### RECORD EXTRACTS
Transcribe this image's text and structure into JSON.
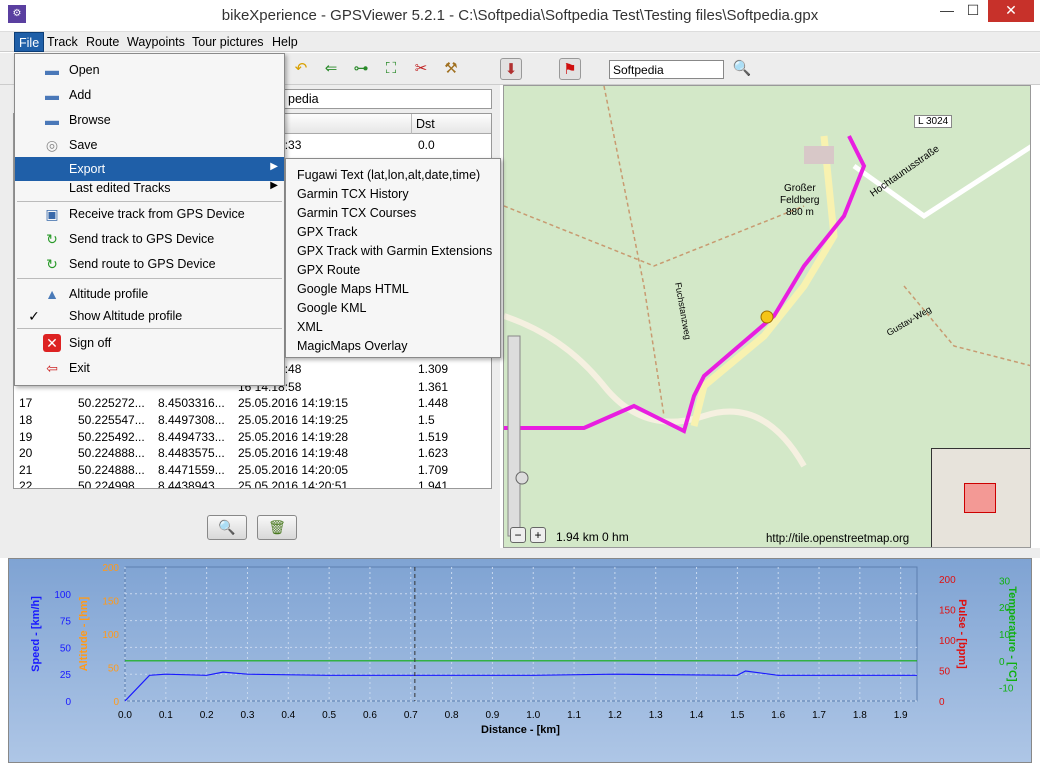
{
  "window": {
    "title": "bikeXperience - GPSViewer 5.2.1 - C:\\Softpedia\\Softpedia Test\\Testing files\\Softpedia.gpx",
    "minimize": "—",
    "maximize": "☐",
    "close": "✕"
  },
  "menubar": [
    "File",
    "Track",
    "Route",
    "Waypoints",
    "Tour pictures",
    "Help"
  ],
  "toolbar": {
    "search_value": "Softpedia",
    "icons": [
      "undo-icon",
      "prev-icon",
      "link-icon",
      "fit-icon",
      "cut-icon",
      "tool-icon",
      "gps-icon",
      "flag-icon",
      "search-icon"
    ]
  },
  "track_name_value": "pedia",
  "table": {
    "headers": [
      "Dst"
    ],
    "rows": [
      {
        "id": "",
        "lat": "",
        "lon": "",
        "time": "16 14:14:33",
        "dst": "0.0"
      },
      {
        "id": "",
        "lat": "",
        "lon": "",
        "time": "16 14:18:48",
        "dst": "1.309"
      },
      {
        "id": "",
        "lat": "",
        "lon": "",
        "time": "16 14:18:58",
        "dst": "1.361"
      },
      {
        "id": "17",
        "lat": "50.225272...",
        "lon": "8.4503316...",
        "time": "25.05.2016 14:19:15",
        "dst": "1.448"
      },
      {
        "id": "18",
        "lat": "50.225547...",
        "lon": "8.4497308...",
        "time": "25.05.2016 14:19:25",
        "dst": "1.5"
      },
      {
        "id": "19",
        "lat": "50.225492...",
        "lon": "8.4494733...",
        "time": "25.05.2016 14:19:28",
        "dst": "1.519"
      },
      {
        "id": "20",
        "lat": "50.224888...",
        "lon": "8.4483575...",
        "time": "25.05.2016 14:19:48",
        "dst": "1.623"
      },
      {
        "id": "21",
        "lat": "50.224888...",
        "lon": "8.4471559...",
        "time": "25.05.2016 14:20:05",
        "dst": "1.709"
      },
      {
        "id": "22",
        "lat": "50.224998...",
        "lon": "8.4438943...",
        "time": "25.05.2016 14:20:51",
        "dst": "1.941"
      }
    ]
  },
  "file_menu": {
    "items": [
      {
        "label": "Open",
        "icon": "folder-open-icon"
      },
      {
        "label": "Add",
        "icon": "folder-add-icon"
      },
      {
        "label": "Browse",
        "icon": "folder-browse-icon"
      },
      {
        "label": "Save",
        "icon": "disc-save-icon"
      },
      {
        "label": "Export",
        "icon": ""
      },
      {
        "label": "Last edited Tracks",
        "icon": ""
      },
      {
        "label": "Receive track from GPS Device",
        "icon": "gps-receive-icon"
      },
      {
        "label": "Send track to GPS Device",
        "icon": "gps-send-icon"
      },
      {
        "label": "Send route to GPS Device",
        "icon": "gps-send-route-icon"
      },
      {
        "label": "Altitude profile",
        "icon": "mountain-icon"
      },
      {
        "label": "Show Altitude profile",
        "icon": "check-icon"
      },
      {
        "label": "Sign off",
        "icon": "sign-off-icon"
      },
      {
        "label": "Exit",
        "icon": "exit-icon"
      }
    ]
  },
  "export_menu": {
    "items": [
      "Fugawi Text (lat,lon,alt,date,time)",
      "Garmin TCX History",
      "Garmin TCX Courses",
      "GPX Track",
      "GPX Track with Garmin Extensions",
      "GPX Route",
      "Google Maps HTML",
      "Google KML",
      "XML",
      "MagicMaps Overlay"
    ]
  },
  "map": {
    "labels": [
      "L 3024",
      "Großer",
      "Feldberg",
      "880 m",
      "Hochtaunusstraße",
      "Fuchstanzweg",
      "Gustav-Weg"
    ],
    "scale": "1.94 km 0 hm",
    "attribution": "http://tile.openstreetmap.org"
  },
  "chart_data": {
    "type": "line",
    "xlabel": "Distance - [km]",
    "x_ticks": [
      0.0,
      0.1,
      0.2,
      0.3,
      0.4,
      0.5,
      0.6,
      0.7,
      0.8,
      0.9,
      1.0,
      1.1,
      1.2,
      1.3,
      1.4,
      1.5,
      1.6,
      1.7,
      1.8,
      1.9
    ],
    "xlim": [
      0.0,
      1.94
    ],
    "axes": [
      {
        "label": "Speed - [km/h]",
        "color": "#1a1aff",
        "ticks": [
          0,
          25,
          50,
          75,
          100
        ],
        "ylim": [
          0,
          125
        ]
      },
      {
        "label": "Altitude - [hm]",
        "color": "#ff9a1a",
        "ticks": [
          0,
          50,
          100,
          150,
          200
        ],
        "ylim": [
          0,
          200
        ]
      },
      {
        "label": "Pulse - [bpm]",
        "color": "#e01010",
        "ticks": [
          0,
          50,
          100,
          150,
          200
        ],
        "ylim": [
          0,
          220
        ]
      },
      {
        "label": "Temperature - [°C]",
        "color": "#10b010",
        "ticks": [
          -10,
          0,
          10,
          20,
          30
        ],
        "ylim": [
          -15,
          35
        ]
      }
    ],
    "series": [
      {
        "name": "Speed",
        "color": "#1a1aff",
        "x": [
          0.0,
          0.06,
          0.1,
          0.2,
          0.24,
          0.3,
          0.5,
          0.7,
          1.0,
          1.2,
          1.5,
          1.52,
          1.6,
          1.94
        ],
        "y": [
          0,
          24,
          25,
          24,
          27,
          25,
          24,
          24,
          24,
          25,
          24,
          28,
          24,
          24
        ]
      },
      {
        "name": "Temperature",
        "color": "#10b010",
        "x": [
          0.0,
          1.94
        ],
        "y": [
          0,
          0
        ]
      }
    ],
    "cursor_x": 0.71
  }
}
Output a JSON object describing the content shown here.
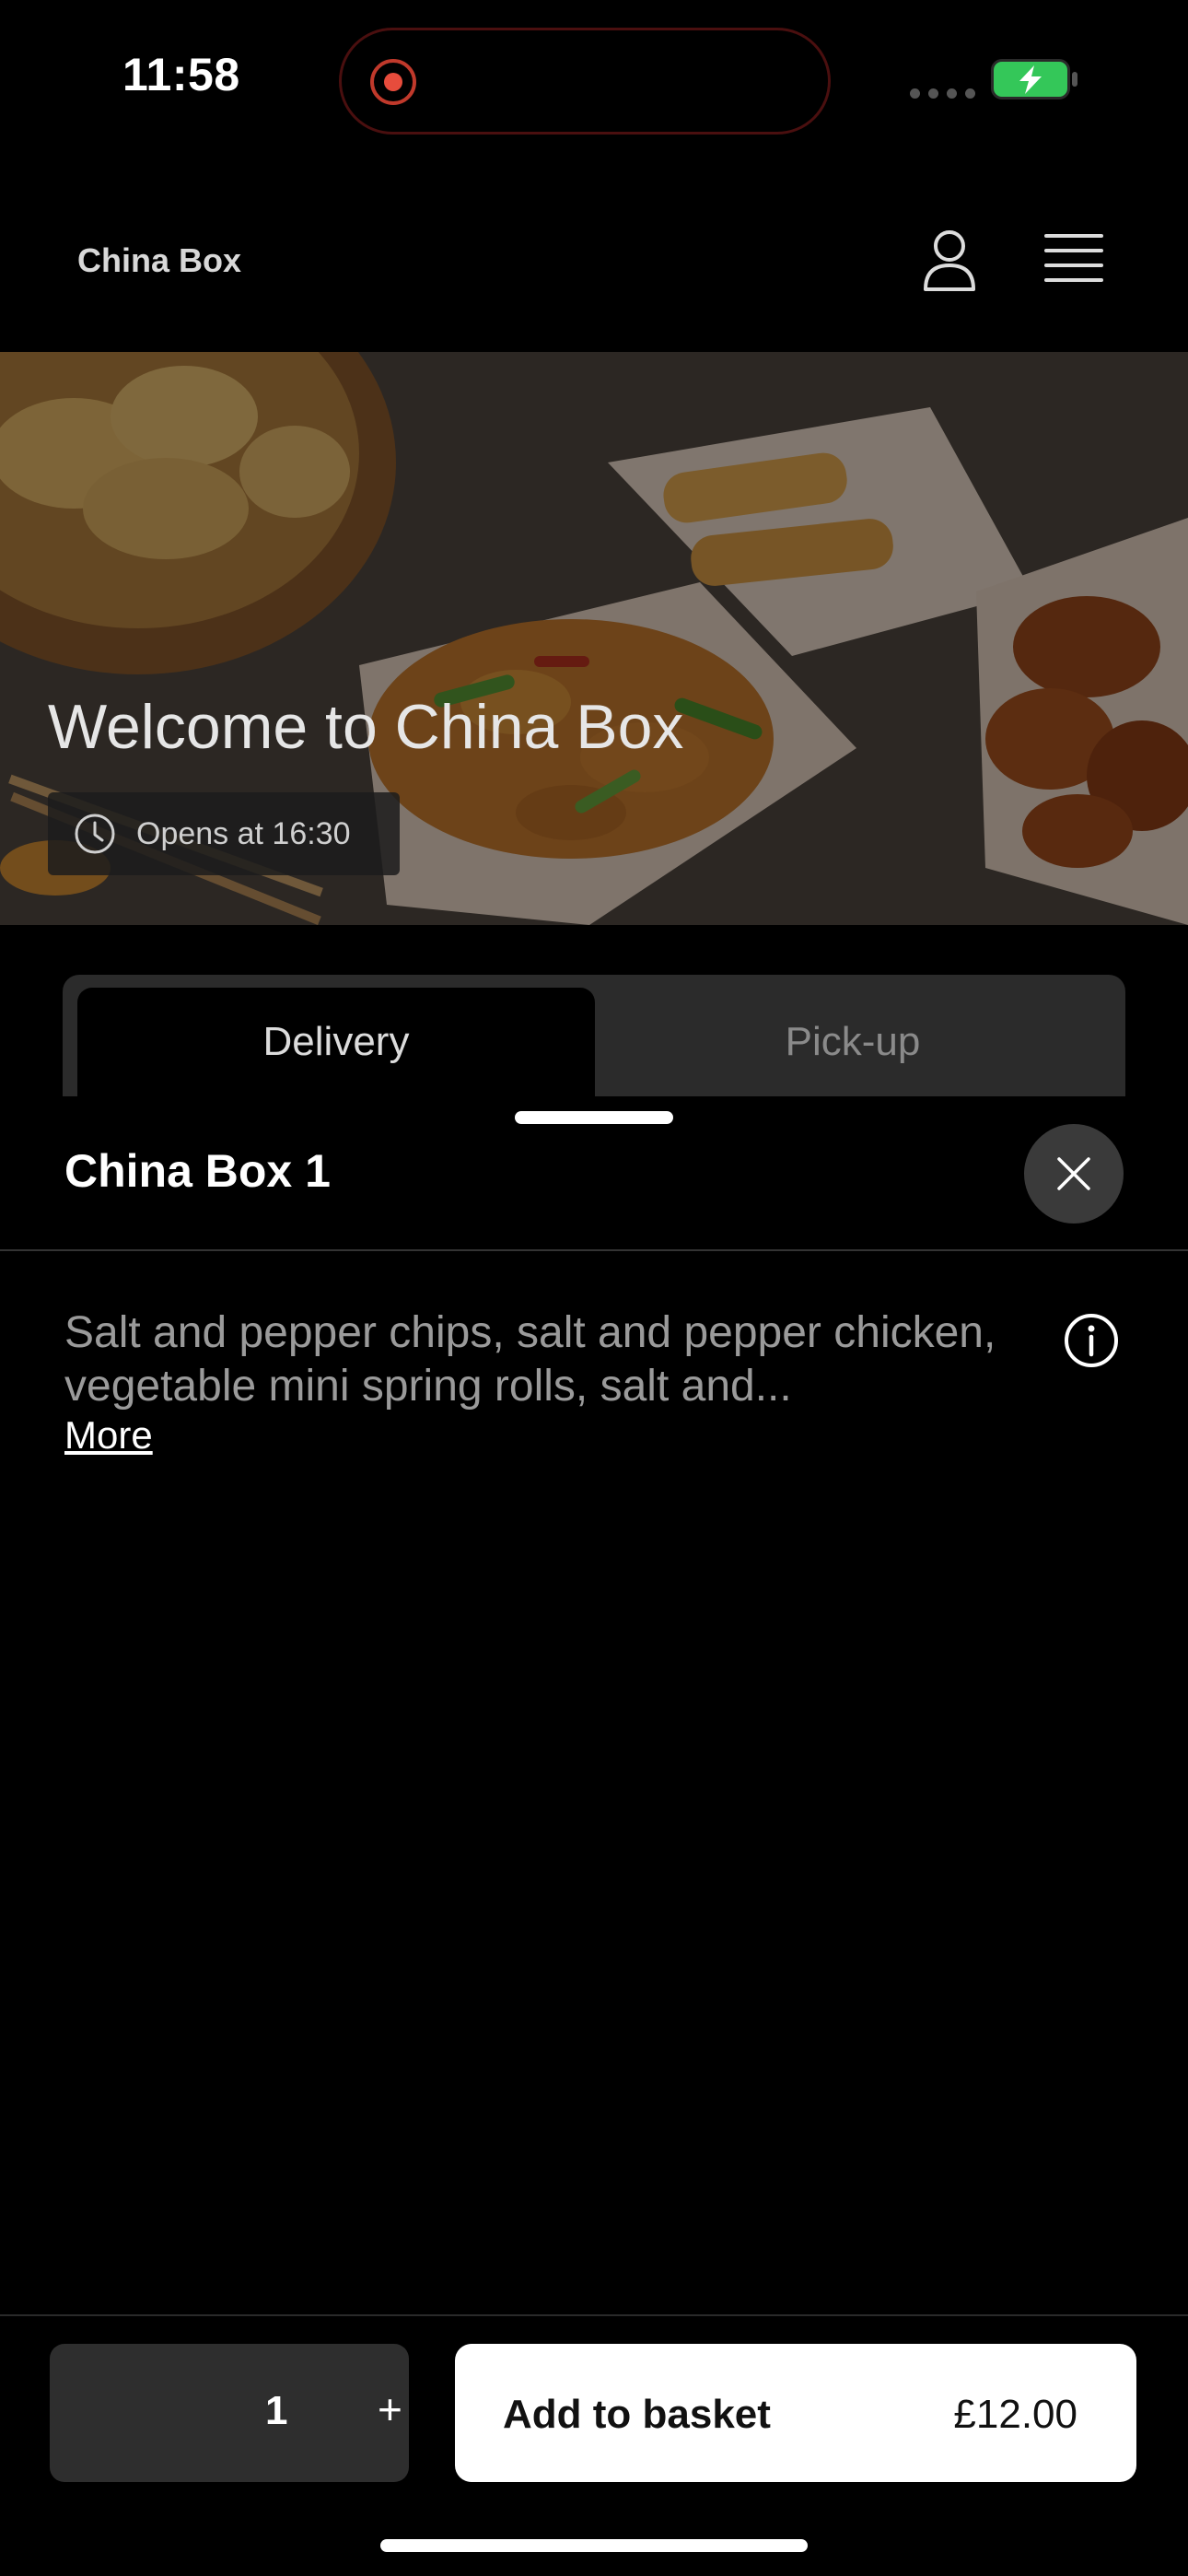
{
  "status_bar": {
    "time": "11:58",
    "recording": true,
    "battery_charging": true,
    "battery_color": "#34c759"
  },
  "header": {
    "brand": "China Box",
    "icons": [
      "user-icon",
      "menu-icon"
    ]
  },
  "hero": {
    "title": "Welcome to China Box",
    "hours_icon": "clock-icon",
    "hours_text": "Opens at 16:30"
  },
  "tabs": [
    {
      "label": "Delivery",
      "active": true
    },
    {
      "label": "Pick-up",
      "active": false
    }
  ],
  "item_sheet": {
    "title": "China Box 1",
    "description": "Salt and pepper chips, salt and pepper chicken, vegetable mini spring rolls, salt and...",
    "more_label": "More",
    "info_icon": "info-icon",
    "close_icon": "close-icon"
  },
  "footer": {
    "quantity": "1",
    "increment_label": "+",
    "add_label": "Add to basket",
    "price": "£12.00"
  }
}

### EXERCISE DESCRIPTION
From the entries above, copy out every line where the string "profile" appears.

### OUTPUT OF THE EXERCISE
        "label": "Altitude profile",
        "label": "Show Altitude profile",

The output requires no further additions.